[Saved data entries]

..........

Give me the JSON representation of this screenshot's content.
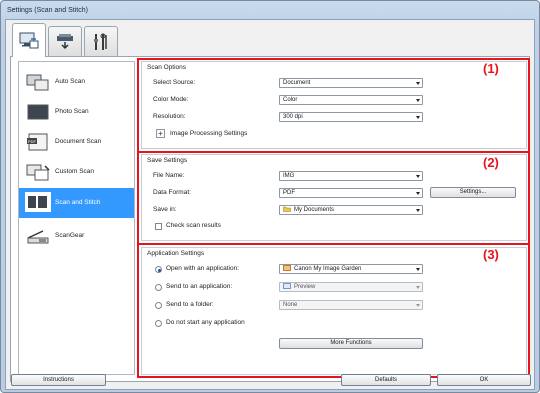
{
  "window": {
    "title": "Settings (Scan and Stitch)"
  },
  "tabs": [
    {
      "icon": "scan-from-computer-icon"
    },
    {
      "icon": "scan-from-panel-icon"
    },
    {
      "icon": "general-settings-icon"
    }
  ],
  "sidebar": {
    "items": [
      {
        "label": "Auto Scan",
        "icon": "auto-scan-icon"
      },
      {
        "label": "Photo Scan",
        "icon": "photo-scan-icon"
      },
      {
        "label": "Document Scan",
        "icon": "document-scan-icon"
      },
      {
        "label": "Custom Scan",
        "icon": "custom-scan-icon"
      },
      {
        "label": "Scan and Stitch",
        "icon": "scan-and-stitch-icon"
      },
      {
        "label": "ScanGear",
        "icon": "scangear-icon"
      }
    ]
  },
  "scan_options": {
    "title": "Scan Options",
    "select_source_label": "Select Source:",
    "select_source_value": "Document",
    "color_mode_label": "Color Mode:",
    "color_mode_value": "Color",
    "resolution_label": "Resolution:",
    "resolution_value": "300 dpi",
    "image_processing_label": "Image Processing Settings",
    "plus": "+"
  },
  "save_settings": {
    "title": "Save Settings",
    "file_name_label": "File Name:",
    "file_name_value": "IMG",
    "data_format_label": "Data Format:",
    "data_format_value": "PDF",
    "settings_button": "Settings...",
    "save_in_label": "Save in:",
    "save_in_value": "My Documents",
    "check_scan_results_label": "Check scan results"
  },
  "application_settings": {
    "title": "Application Settings",
    "open_with_label": "Open with an application:",
    "open_with_value": "Canon My Image Garden",
    "send_to_app_label": "Send to an application:",
    "send_to_app_value": "Preview",
    "send_to_folder_label": "Send to a folder:",
    "send_to_folder_value": "None",
    "do_not_start_label": "Do not start any application",
    "more_functions_button": "More Functions"
  },
  "callouts": {
    "one": "(1)",
    "two": "(2)",
    "three": "(3)"
  },
  "footer": {
    "instructions": "Instructions",
    "defaults": "Defaults",
    "ok": "OK"
  },
  "colors": {
    "accent_selected": "#3399ff",
    "callout_red": "#e8141c"
  }
}
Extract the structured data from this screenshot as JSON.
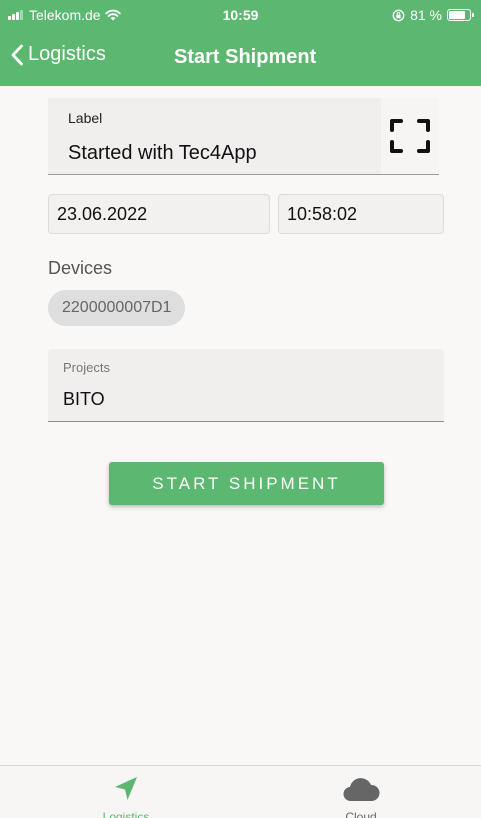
{
  "status_bar": {
    "carrier": "Telekom.de",
    "time": "10:59",
    "battery_text": "81 %",
    "battery_level": 0.81
  },
  "nav": {
    "back_label": "Logistics",
    "title": "Start Shipment"
  },
  "form": {
    "label_caption": "Label",
    "label_value": "Started with Tec4App",
    "date_value": "23.06.2022",
    "time_value": "10:58:02",
    "devices_label": "Devices",
    "device_chip": "2200000007D1",
    "projects_caption": "Projects",
    "projects_value": "BITO",
    "start_button": "START SHIPMENT"
  },
  "tabbar": {
    "tabs": [
      {
        "label": "Logistics",
        "icon": "navigation-arrow-icon",
        "active": true
      },
      {
        "label": "Cloud",
        "icon": "cloud-icon",
        "active": false
      }
    ]
  },
  "colors": {
    "accent": "#5cb870",
    "background": "#faf7f7"
  }
}
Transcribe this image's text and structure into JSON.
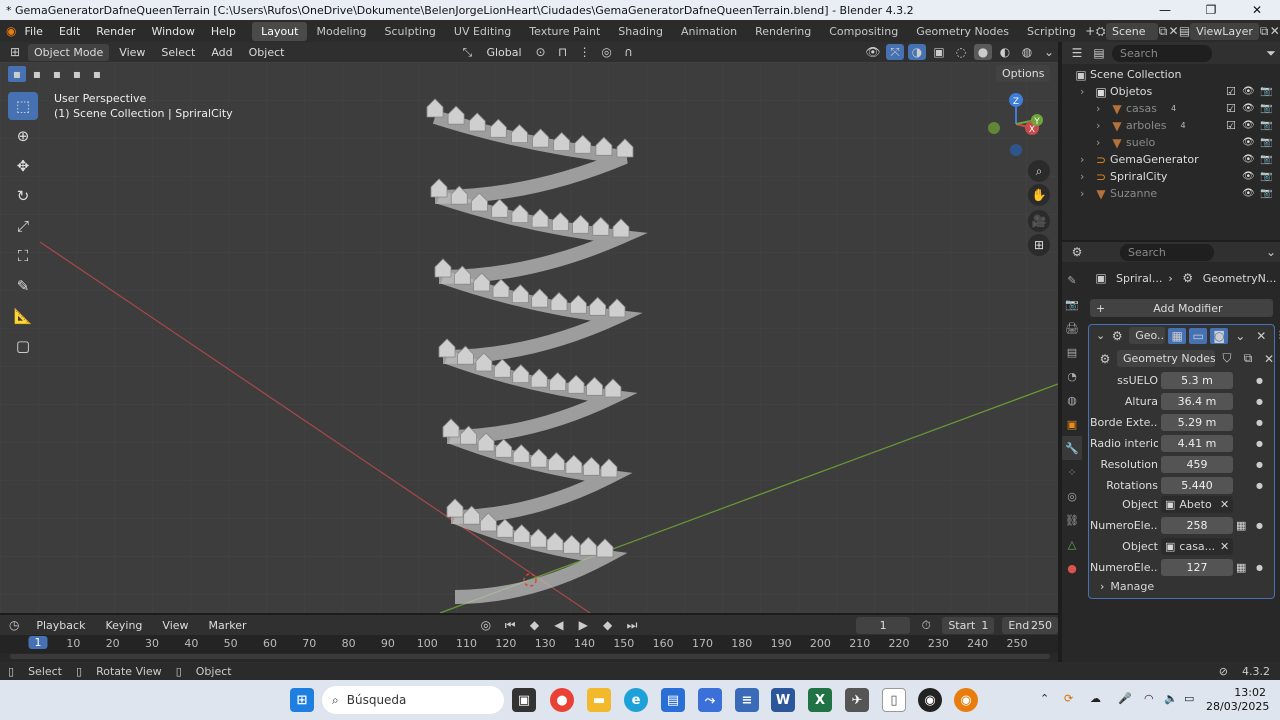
{
  "window": {
    "title": "* GemaGeneratorDafneQueenTerrain [C:\\Users\\Rufos\\OneDrive\\Dokumente\\BelenJorgeLionHeart\\Ciudades\\GemaGeneratorDafneQueenTerrain.blend] - Blender 4.3.2",
    "minimize": "—",
    "maximize": "❐",
    "close": "✕"
  },
  "menubar": {
    "menus": [
      "File",
      "Edit",
      "Render",
      "Window",
      "Help"
    ],
    "workspaces": [
      "Layout",
      "Modeling",
      "Sculpting",
      "UV Editing",
      "Texture Paint",
      "Shading",
      "Animation",
      "Rendering",
      "Compositing",
      "Geometry Nodes",
      "Scripting"
    ],
    "active_workspace": "Layout",
    "scene": "Scene",
    "view_layer": "ViewLayer"
  },
  "viewport_header": {
    "mode": "Object Mode",
    "menus": [
      "View",
      "Select",
      "Add",
      "Object"
    ],
    "orientation": "Global",
    "options": "Options"
  },
  "viewport": {
    "line1": "User Perspective",
    "line2": "(1) Scene Collection | SpriralCity",
    "gizmo_axes": [
      "Z",
      "X",
      "Y"
    ],
    "accent_select": "#4672b3",
    "axis_x_color": "#c84b4b",
    "axis_y_color": "#6fa43a",
    "axis_z_color": "#3c7ed8"
  },
  "outliner": {
    "search_placeholder": "Search",
    "root": "Scene Collection",
    "items": [
      {
        "label": "Objetos",
        "indent": 1,
        "checked": true
      },
      {
        "label": "casas",
        "indent": 2,
        "badge": "4",
        "checked": true,
        "dim": true
      },
      {
        "label": "arboles",
        "indent": 2,
        "badge": "4",
        "checked": true,
        "dim": true
      },
      {
        "label": "suelo",
        "indent": 2,
        "dim": true
      },
      {
        "label": "GemaGenerator",
        "indent": 1
      },
      {
        "label": "SpriralCity",
        "indent": 1
      },
      {
        "label": "Suzanne",
        "indent": 1,
        "dim": true
      }
    ]
  },
  "properties": {
    "search_placeholder": "Search",
    "breadcrumb_object": "Spriral...",
    "breadcrumb_modifier": "GeometryN...",
    "add_modifier": "Add Modifier",
    "modifier_name": "Geo...",
    "node_group": "Geometry Nodes...",
    "fields": [
      {
        "label": "ssUELO",
        "value": "5.3 m"
      },
      {
        "label": "Altura",
        "value": "36.4 m"
      },
      {
        "label": "Borde Exte...",
        "value": "5.29 m"
      },
      {
        "label": "Radio interior",
        "value": "4.41 m"
      },
      {
        "label": "Resolution",
        "value": "459"
      },
      {
        "label": "Rotations",
        "value": "5.440"
      }
    ],
    "object1_label": "Object",
    "object1_value": "Abeto",
    "numero1_label": "NumeroEle...",
    "numero1_value": "258",
    "object2_label": "Object",
    "object2_value": "casa...",
    "numero2_label": "NumeroEle...",
    "numero2_value": "127",
    "manage": "Manage"
  },
  "timeline": {
    "menus": [
      "Playback",
      "Keying",
      "View",
      "Marker"
    ],
    "current_frame": "1",
    "start_label": "Start",
    "start": "1",
    "end_label": "End",
    "end": "250",
    "ticks": [
      "1",
      "10",
      "20",
      "30",
      "40",
      "50",
      "60",
      "70",
      "80",
      "90",
      "100",
      "110",
      "120",
      "130",
      "140",
      "150",
      "160",
      "170",
      "180",
      "190",
      "200",
      "210",
      "220",
      "230",
      "240",
      "250"
    ]
  },
  "statusbar": {
    "select": "Select",
    "rotate": "Rotate View",
    "object": "Object",
    "version": "4.3.2"
  },
  "taskbar": {
    "search": "Búsqueda",
    "time": "13:02",
    "date": "28/03/2025"
  }
}
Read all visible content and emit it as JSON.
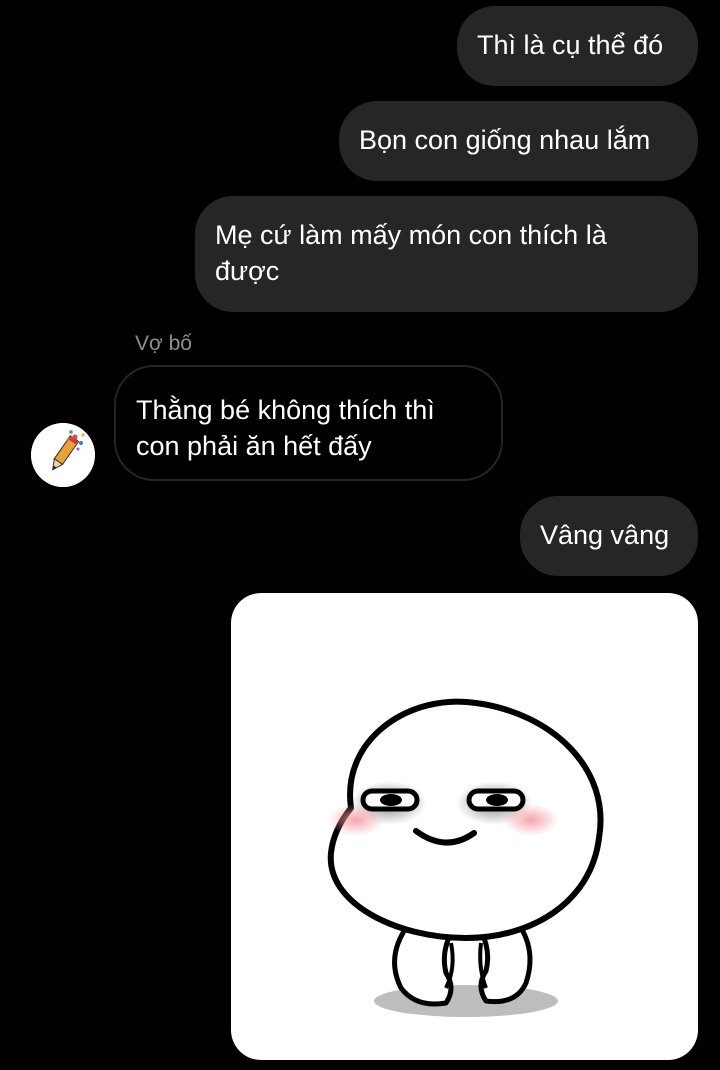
{
  "messages": {
    "outgoing": [
      {
        "text": "Thì là cụ thể đó"
      },
      {
        "text": "Bọn con giống nhau lắm"
      },
      {
        "text": "Mẹ cứ làm mấy món con thích là được"
      },
      {
        "text": "Vâng vâng"
      }
    ],
    "incoming": {
      "sender_name": "Vợ bố",
      "text": "Thằng bé không thích thì con phải ăn hết đấy"
    }
  },
  "colors": {
    "background": "#000000",
    "outgoing_bubble": "#262626",
    "incoming_border": "#262626",
    "text": "#ffffff",
    "sender_name": "#8e8e8e"
  },
  "icons": {
    "avatar": "pencil-drawing-avatar",
    "sticker": "smug-white-blob-sticker"
  }
}
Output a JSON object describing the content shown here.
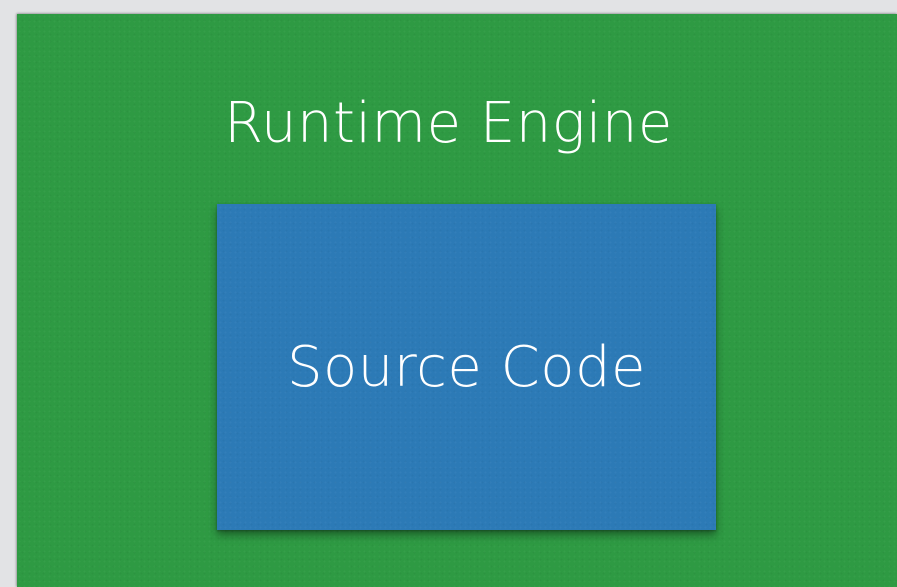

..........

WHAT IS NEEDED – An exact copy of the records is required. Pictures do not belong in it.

TASK SOLUTION –
Give me the JSON representation of this screenshot's content.
{
  "window": {
    "title": "Settings (Scan and Stitch)"
  },
  "tabs": [
    {
      "icon": "scan-from-computer-icon"
    },
    {
      "icon": "scan-from-panel-icon"
    },
    {
      "icon": "general-settings-icon"
    }
  ],
  "sidebar": {
    "items": [
      {
        "label": "Auto Scan",
        "icon": "auto-scan-icon"
      },
      {
        "label": "Photo Scan",
        "icon": "photo-scan-icon"
      },
      {
        "label": "Document Scan",
        "icon": "document-scan-icon"
      },
      {
        "label": "Custom Scan",
        "icon": "custom-scan-icon"
      },
      {
        "label": "Scan and Stitch",
        "icon": "scan-and-stitch-icon"
      },
      {
        "label": "ScanGear",
        "icon": "scangear-icon"
      }
    ]
  },
  "scan_options": {
    "title": "Scan Options",
    "select_source_label": "Select Source:",
    "select_source_value": "Document",
    "color_mode_label": "Color Mode:",
    "color_mode_value": "Color",
    "resolution_label": "Resolution:",
    "resolution_value": "300 dpi",
    "image_processing_label": "Image Processing Settings",
    "plus": "+"
  },
  "save_settings": {
    "title": "Save Settings",
    "file_name_label": "File Name:",
    "file_name_value": "IMG",
    "data_format_label": "Data Format:",
    "data_format_value": "PDF",
    "settings_button": "Settings...",
    "save_in_label": "Save in:",
    "save_in_value": "My Documents",
    "check_scan_results_label": "Check scan results"
  },
  "application_settings": {
    "title": "Application Settings",
    "open_with_label": "Open with an application:",
    "open_with_value": "Canon My Image Garden",
    "send_to_app_label": "Send to an application:",
    "send_to_app_value": "Preview",
    "send_to_folder_label": "Send to a folder:",
    "send_to_folder_value": "None",
    "do_not_start_label": "Do not start any application",
    "more_functions_button": "More Functions"
  },
  "callouts": {
    "one": "(1)",
    "two": "(2)",
    "three": "(3)"
  },
  "footer": {
    "instructions": "Instructions",
    "defaults": "Defaults",
    "ok": "OK"
  },
  "colors": {
    "accent_selected": "#3399ff",
    "callout_red": "#e8141c"
  }
}
Extract the structured data from this screenshot as JSON.
{
  "status_bar": {
    "carrier": "Telekom.de",
    "time": "10:59",
    "battery_text": "81 %",
    "battery_level": 0.81
  },
  "nav": {
    "back_label": "Logistics",
    "title": "Start Shipment"
  },
  "form": {
    "label_caption": "Label",
    "label_value": "Started with Tec4App",
    "date_value": "23.06.2022",
    "time_value": "10:58:02",
    "devices_label": "Devices",
    "device_chip": "2200000007D1",
    "projects_caption": "Projects",
    "projects_value": "BITO",
    "start_button": "START SHIPMENT"
  },
  "tabbar": {
    "tabs": [
      {
        "label": "Logistics",
        "icon": "navigation-arrow-icon",
        "active": true
      },
      {
        "label": "Cloud",
        "icon": "cloud-icon",
        "active": false
      }
    ]
  },
  "colors": {
    "accent": "#5cb870",
    "background": "#faf7f7"
  }
}
Transcribe this image's text and structure into JSON.
{
  "window": {
    "title": "* GemaGeneratorDafneQueenTerrain [C:\\Users\\Rufos\\OneDrive\\Dokumente\\BelenJorgeLionHeart\\Ciudades\\GemaGeneratorDafneQueenTerrain.blend] - Blender 4.3.2",
    "minimize": "—",
    "maximize": "❐",
    "close": "✕"
  },
  "menubar": {
    "menus": [
      "File",
      "Edit",
      "Render",
      "Window",
      "Help"
    ],
    "workspaces": [
      "Layout",
      "Modeling",
      "Sculpting",
      "UV Editing",
      "Texture Paint",
      "Shading",
      "Animation",
      "Rendering",
      "Compositing",
      "Geometry Nodes",
      "Scripting"
    ],
    "active_workspace": "Layout",
    "scene": "Scene",
    "view_layer": "ViewLayer"
  },
  "viewport_header": {
    "mode": "Object Mode",
    "menus": [
      "View",
      "Select",
      "Add",
      "Object"
    ],
    "orientation": "Global",
    "options": "Options"
  },
  "viewport": {
    "line1": "User Perspective",
    "line2": "(1) Scene Collection | SpriralCity",
    "gizmo_axes": [
      "Z",
      "X",
      "Y"
    ],
    "accent_select": "#4672b3",
    "axis_x_color": "#c84b4b",
    "axis_y_color": "#6fa43a",
    "axis_z_color": "#3c7ed8"
  },
  "outliner": {
    "search_placeholder": "Search",
    "root": "Scene Collection",
    "items": [
      {
        "label": "Objetos",
        "indent": 1,
        "checked": true
      },
      {
        "label": "casas",
        "indent": 2,
        "badge": "4",
        "checked": true,
        "dim": true
      },
      {
        "label": "arboles",
        "indent": 2,
        "badge": "4",
        "checked": true,
        "dim": true
      },
      {
        "label": "suelo",
        "indent": 2,
        "dim": true
      },
      {
        "label": "GemaGenerator",
        "indent": 1
      },
      {
        "label": "SpriralCity",
        "indent": 1
      },
      {
        "label": "Suzanne",
        "indent": 1,
        "dim": true
      }
    ]
  },
  "properties": {
    "search_placeholder": "Search",
    "breadcrumb_object": "Spriral...",
    "breadcrumb_modifier": "GeometryN...",
    "add_modifier": "Add Modifier",
    "modifier_name": "Geo...",
    "node_group": "Geometry Nodes...",
    "fields": [
      {
        "label": "ssUELO",
        "value": "5.3 m"
      },
      {
        "label": "Altura",
        "value": "36.4 m"
      },
      {
        "label": "Borde Exte...",
        "value": "5.29 m"
      },
      {
        "label": "Radio interior",
        "value": "4.41 m"
      },
      {
        "label": "Resolution",
        "value": "459"
      },
      {
        "label": "Rotations",
        "value": "5.440"
      }
    ],
    "object1_label": "Object",
    "object1_value": "Abeto",
    "numero1_label": "NumeroEle...",
    "numero1_value": "258",
    "object2_label": "Object",
    "object2_value": "casa...",
    "numero2_label": "NumeroEle...",
    "numero2_value": "127",
    "manage": "Manage"
  },
  "timeline": {
    "menus": [
      "Playback",
      "Keying",
      "View",
      "Marker"
    ],
    "current_frame": "1",
    "start_label": "Start",
    "start": "1",
    "end_label": "End",
    "end": "250",
    "ticks": [
      "1",
      "10",
      "20",
      "30",
      "40",
      "50",
      "60",
      "70",
      "80",
      "90",
      "100",
      "110",
      "120",
      "130",
      "140",
      "150",
      "160",
      "170",
      "180",
      "190",
      "200",
      "210",
      "220",
      "230",
      "240",
      "250"
    ]
  },
  "statusbar": {
    "select": "Select",
    "rotate": "Rotate View",
    "object": "Object",
    "version": "4.3.2"
  },
  "taskbar": {
    "search": "Búsqueda",
    "time": "13:02",
    "date": "28/03/2025"
  }
}
Read all visible content and emit it as JSON.
{
  "messages": {
    "outgoing": [
      {
        "text": "Thì là cụ thể đó"
      },
      {
        "text": "Bọn con giống nhau lắm"
      },
      {
        "text": "Mẹ cứ làm mấy món con thích là được"
      },
      {
        "text": "Vâng vâng"
      }
    ],
    "incoming": {
      "sender_name": "Vợ bố",
      "text": "Thằng bé không thích thì con phải ăn hết đấy"
    }
  },
  "colors": {
    "background": "#000000",
    "outgoing_bubble": "#262626",
    "incoming_border": "#262626",
    "text": "#ffffff",
    "sender_name": "#8e8e8e"
  },
  "icons": {
    "avatar": "pencil-drawing-avatar",
    "sticker": "smug-white-blob-sticker"
  }
}
Output a JSON object describing the content shown here.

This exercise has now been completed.